GRN creates sustainable sportswear from recycled waste products. Director Peter Lillie explains what makes the company so innovative, and why it is entered into Innovation Showcase at this year's Venturefest Tees Valley.
Describe your business in no more than 100 words
We create performance sportswear that is made ethically and sustainably, producing cycling, triathlon and athletic wear for teams and individuals out of waste products, including plastic bottles and abandoned fishing nets.
There are three cornerstones to our business:
1. Our sports clothing made from ethically sourced sustainable/recycled materials; including plastic bottles, fishing nets. We encourage and support a circular economy.
2.We manufacture all our technical clothing in the UK. This supports UK industry, and reduces our carbon footprint, whilst allowing us to be more responsive to our customer’s needs.
3. Quality materials – A significant amount of time was focused on finding the correct material for each individual item of clothing. We have an exclusivity agreement on the supply of the recycled fabric we use for our cycling jerseys, running vests and BMX jerseys giving us a unique offering within our market. We have recently launched the world’s most sustainable racing skin suit.
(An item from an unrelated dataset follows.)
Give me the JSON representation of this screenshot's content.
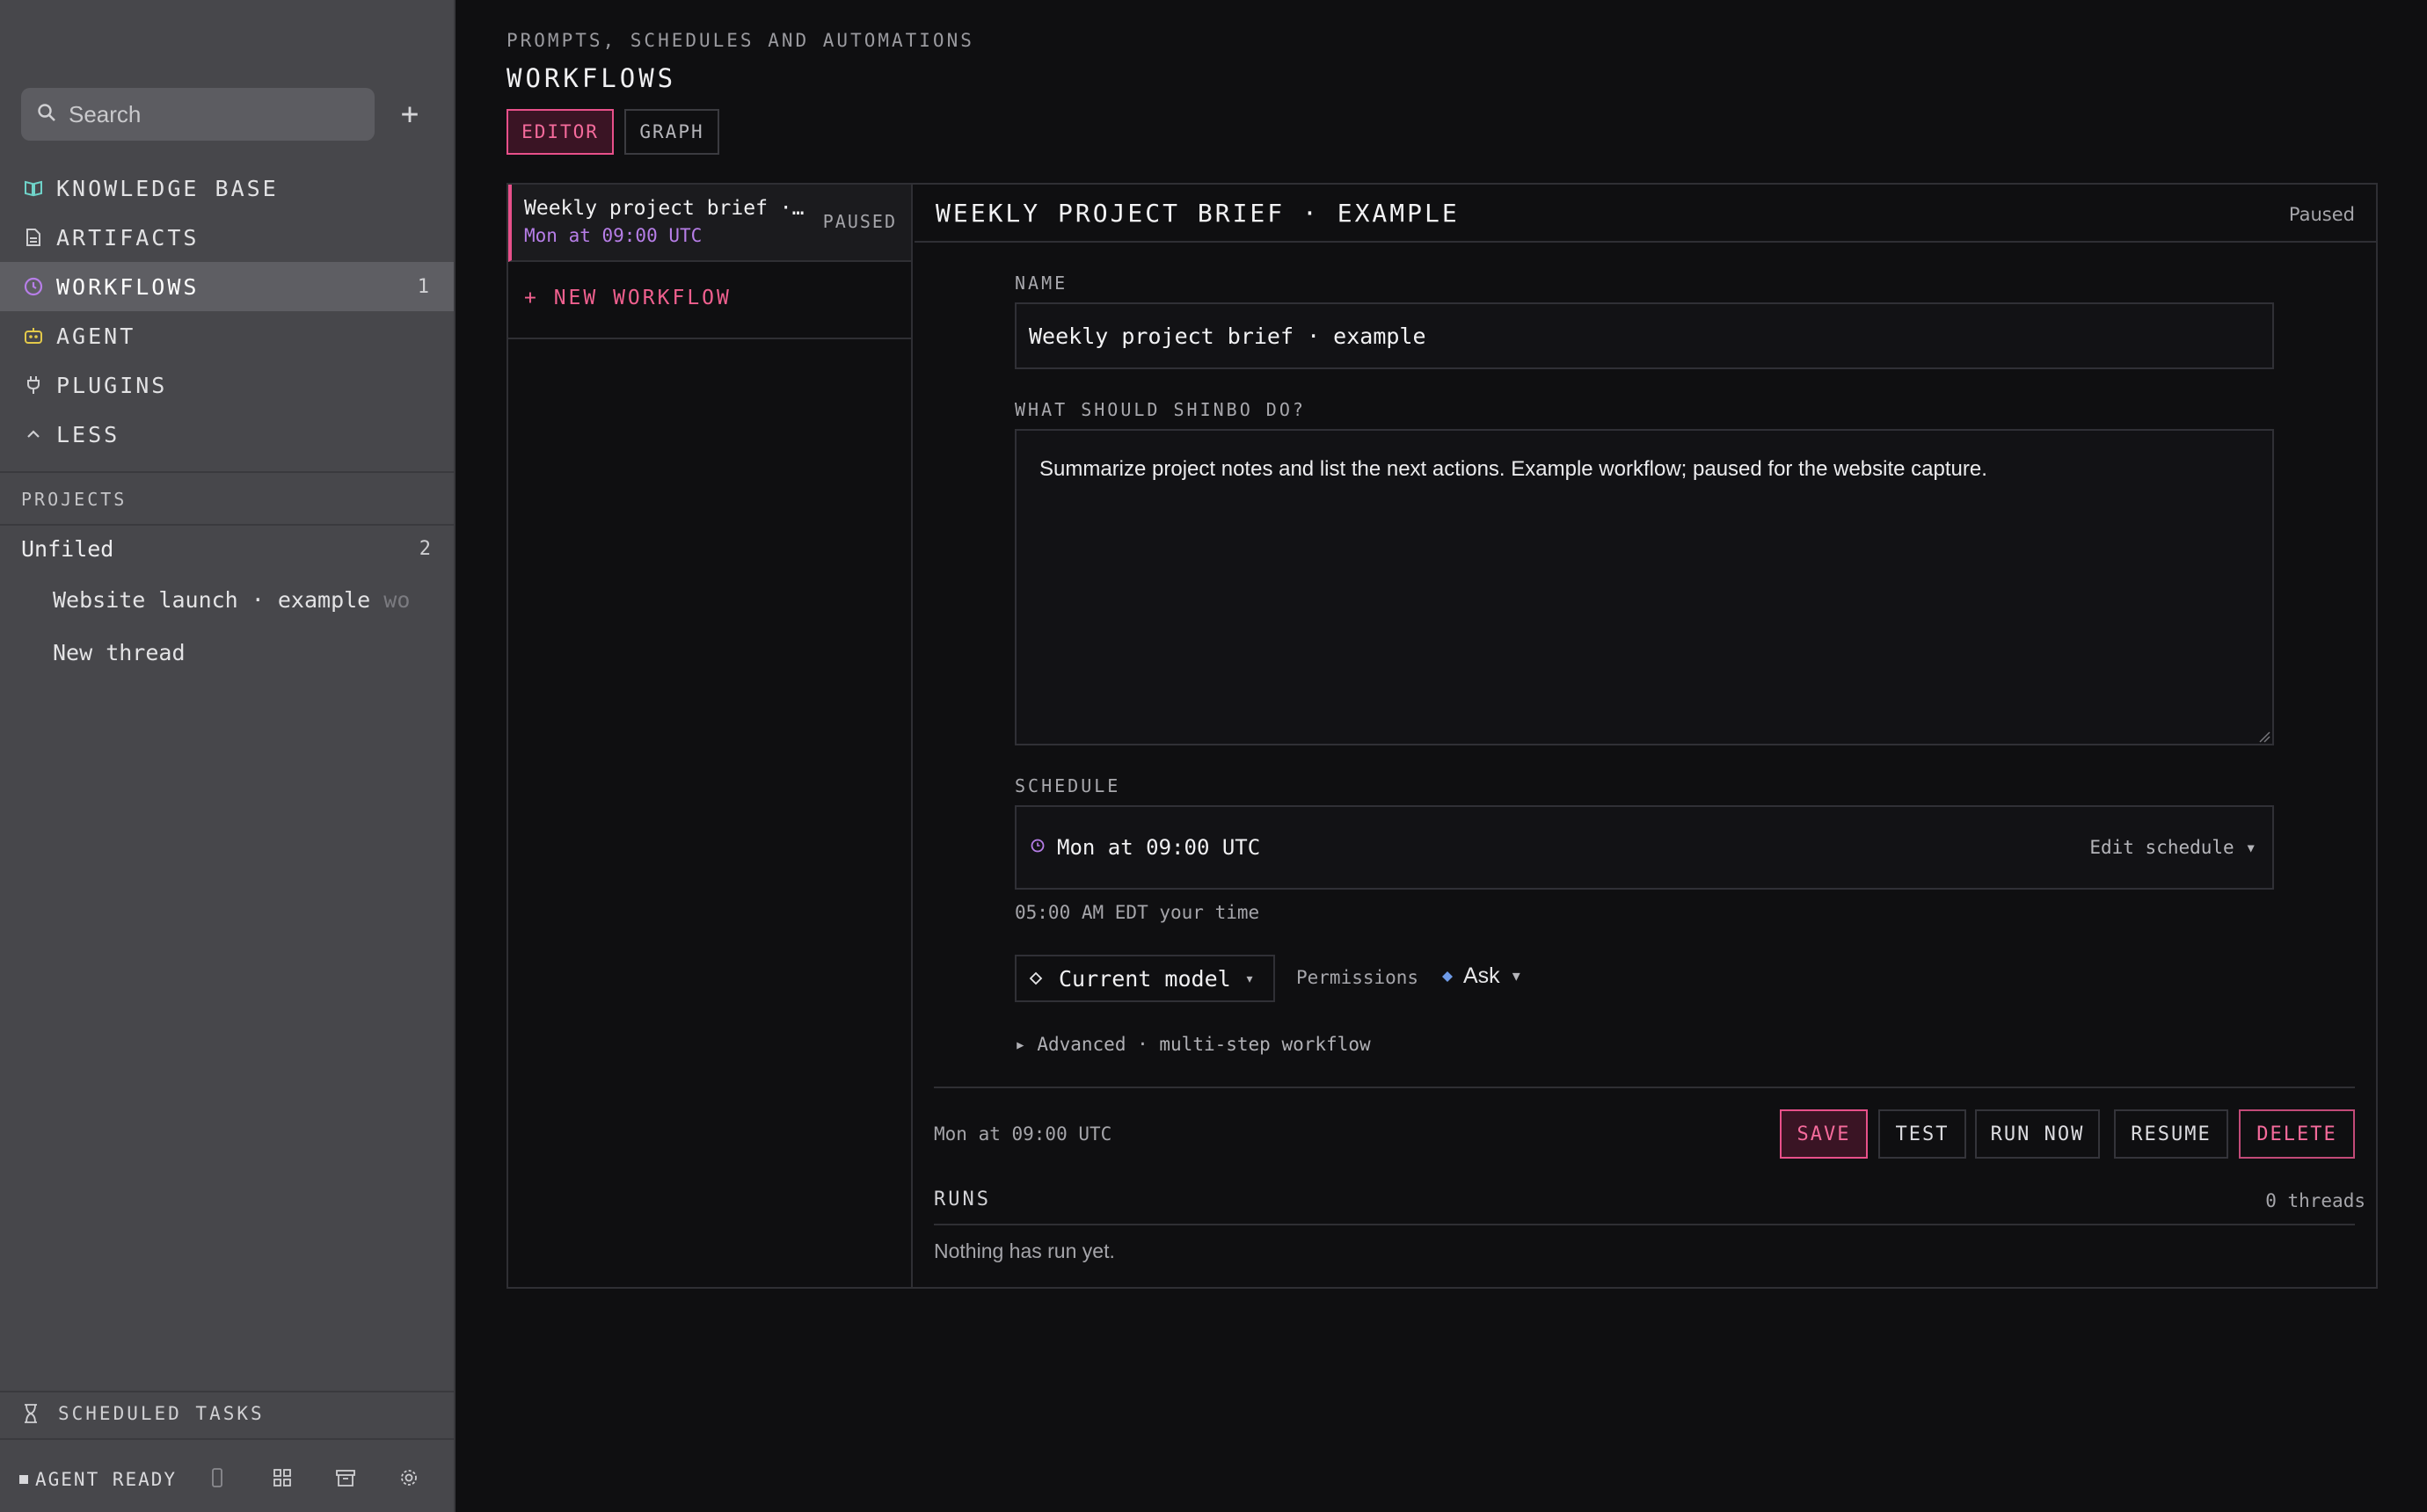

What prompted you to enter the innovation showcase?
The chance to showcase our brand and tell our story, meet likeminded people and look for potential partners to work with.
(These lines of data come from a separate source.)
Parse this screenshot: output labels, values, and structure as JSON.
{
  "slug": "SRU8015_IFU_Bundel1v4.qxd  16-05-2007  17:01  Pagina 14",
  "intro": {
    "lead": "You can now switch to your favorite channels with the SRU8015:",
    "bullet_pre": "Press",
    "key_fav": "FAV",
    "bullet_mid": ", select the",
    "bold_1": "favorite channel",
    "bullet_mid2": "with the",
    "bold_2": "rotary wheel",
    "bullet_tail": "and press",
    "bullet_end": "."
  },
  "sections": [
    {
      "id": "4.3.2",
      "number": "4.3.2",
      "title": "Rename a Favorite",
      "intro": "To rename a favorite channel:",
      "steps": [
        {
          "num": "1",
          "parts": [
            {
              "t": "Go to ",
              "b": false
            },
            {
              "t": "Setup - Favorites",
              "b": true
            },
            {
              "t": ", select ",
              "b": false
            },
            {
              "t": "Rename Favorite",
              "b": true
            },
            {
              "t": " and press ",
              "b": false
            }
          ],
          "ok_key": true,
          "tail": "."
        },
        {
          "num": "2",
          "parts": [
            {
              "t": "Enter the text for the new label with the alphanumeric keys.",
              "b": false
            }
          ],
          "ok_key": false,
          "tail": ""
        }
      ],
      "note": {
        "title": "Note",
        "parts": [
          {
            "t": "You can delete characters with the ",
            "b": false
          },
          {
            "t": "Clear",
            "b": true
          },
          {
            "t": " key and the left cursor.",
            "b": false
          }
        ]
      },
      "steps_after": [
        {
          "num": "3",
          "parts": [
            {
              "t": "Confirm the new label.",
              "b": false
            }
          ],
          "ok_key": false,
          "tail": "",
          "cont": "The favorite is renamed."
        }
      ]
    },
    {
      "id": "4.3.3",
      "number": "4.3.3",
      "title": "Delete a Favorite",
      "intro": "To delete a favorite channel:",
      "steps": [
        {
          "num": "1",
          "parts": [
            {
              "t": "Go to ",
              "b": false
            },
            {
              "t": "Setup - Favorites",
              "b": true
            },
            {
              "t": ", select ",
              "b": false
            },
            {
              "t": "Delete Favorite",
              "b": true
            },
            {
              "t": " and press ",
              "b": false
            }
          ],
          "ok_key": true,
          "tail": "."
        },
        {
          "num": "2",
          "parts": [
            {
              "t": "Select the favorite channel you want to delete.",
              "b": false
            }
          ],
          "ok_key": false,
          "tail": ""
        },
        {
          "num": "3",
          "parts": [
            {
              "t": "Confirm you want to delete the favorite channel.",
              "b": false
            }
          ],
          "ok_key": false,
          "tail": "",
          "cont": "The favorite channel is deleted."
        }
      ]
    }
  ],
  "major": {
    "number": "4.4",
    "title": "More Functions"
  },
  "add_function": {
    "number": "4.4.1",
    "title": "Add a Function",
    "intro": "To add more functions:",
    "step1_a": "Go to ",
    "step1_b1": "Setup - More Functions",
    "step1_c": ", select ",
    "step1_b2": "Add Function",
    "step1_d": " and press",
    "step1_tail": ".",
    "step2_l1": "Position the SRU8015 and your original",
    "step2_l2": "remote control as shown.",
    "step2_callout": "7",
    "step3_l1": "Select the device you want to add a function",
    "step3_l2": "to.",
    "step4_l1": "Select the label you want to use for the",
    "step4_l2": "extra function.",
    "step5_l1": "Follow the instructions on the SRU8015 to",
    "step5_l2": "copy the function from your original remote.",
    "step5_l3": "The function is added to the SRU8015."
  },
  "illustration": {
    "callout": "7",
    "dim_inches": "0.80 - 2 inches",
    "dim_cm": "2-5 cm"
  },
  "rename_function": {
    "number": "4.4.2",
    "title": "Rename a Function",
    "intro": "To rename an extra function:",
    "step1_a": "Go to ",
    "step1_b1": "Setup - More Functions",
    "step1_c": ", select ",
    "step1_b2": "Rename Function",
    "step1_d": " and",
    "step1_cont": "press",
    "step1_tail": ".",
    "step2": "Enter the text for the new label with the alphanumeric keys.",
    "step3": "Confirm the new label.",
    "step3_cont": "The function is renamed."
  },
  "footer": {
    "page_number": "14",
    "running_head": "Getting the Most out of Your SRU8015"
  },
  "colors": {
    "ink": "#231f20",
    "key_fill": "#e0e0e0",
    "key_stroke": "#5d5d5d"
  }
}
Describe the innovation that you’ve entered the showcase with.
We make use of innovative technologies which break down waste materials to extrude high-quality yarns, from which we manufacture high-performance sportswear. This is unique in the market place.
We developed a B2B and B2C model in which we provide individual web shops for clients with a direct link to our ordering process. This enables our customers clients to order 24/7 365 days a year.
Every jersey we make uses approximately 7 recycled plastic bottles and uses 60% less energy and 94% less water to produce than the alternative from virgin materials. For every tonne of recycled material used in GRN’s cycle shorts and tri-suits 1.26 tonnes of waste to landfill are avoided, 7 barrels of crude oil are saved and 4.2 tonnes of CO2 emissions are saved (86.5 GJ on total process energy saved). Supply chains are kept as short as possible to reduce emissions and are entirely transparent to ensure fair payment and treatment of workers.
How would you describe that innovation to your grandparents?
It’s unique high-performance sportswear you can be proud of, made from recycled materials designed manufactured and sold from the UK.
What are the best and worst parts of trying to be innovative in your business?
The best is that it is exciting being original, educating the market place, finding new opportunities, and encouraging regional growth.
What are the biggest challenges you face?
Education, Brand awareness, Scalable manufacturing. Within the next 12-18 months we are planning on setting up our own manufacturing facility in the Tees Valley and believe that through creating local jobs and developing UK further manufacturing we can further reduce the environmental impact of our clothing, whilst increasing the benefits to the local economy.
Where do you get support and advice to help you run your business?
Digital city, Tees Valley Business Compass, Teesside University and the DIT.
What does being chosen for the innovation showcase mean to you?
Our goal is to create a circular economy within the Tees Valley where all our sportswear is designed, manufactured and shipped within at 20 miles radius of the Teesside University hub. The ability to showcase what we do will hopefully enable us to take a step further towards that goal
Where do you see your company in five years’ time?
An internationally recognized sportswear brand and the de facto standard for sports clubs looking for ethically made, highly performant sportswear.
What would you tell businesses who are hoping to be more innovative?
Do it. If not you then who? If not now then when?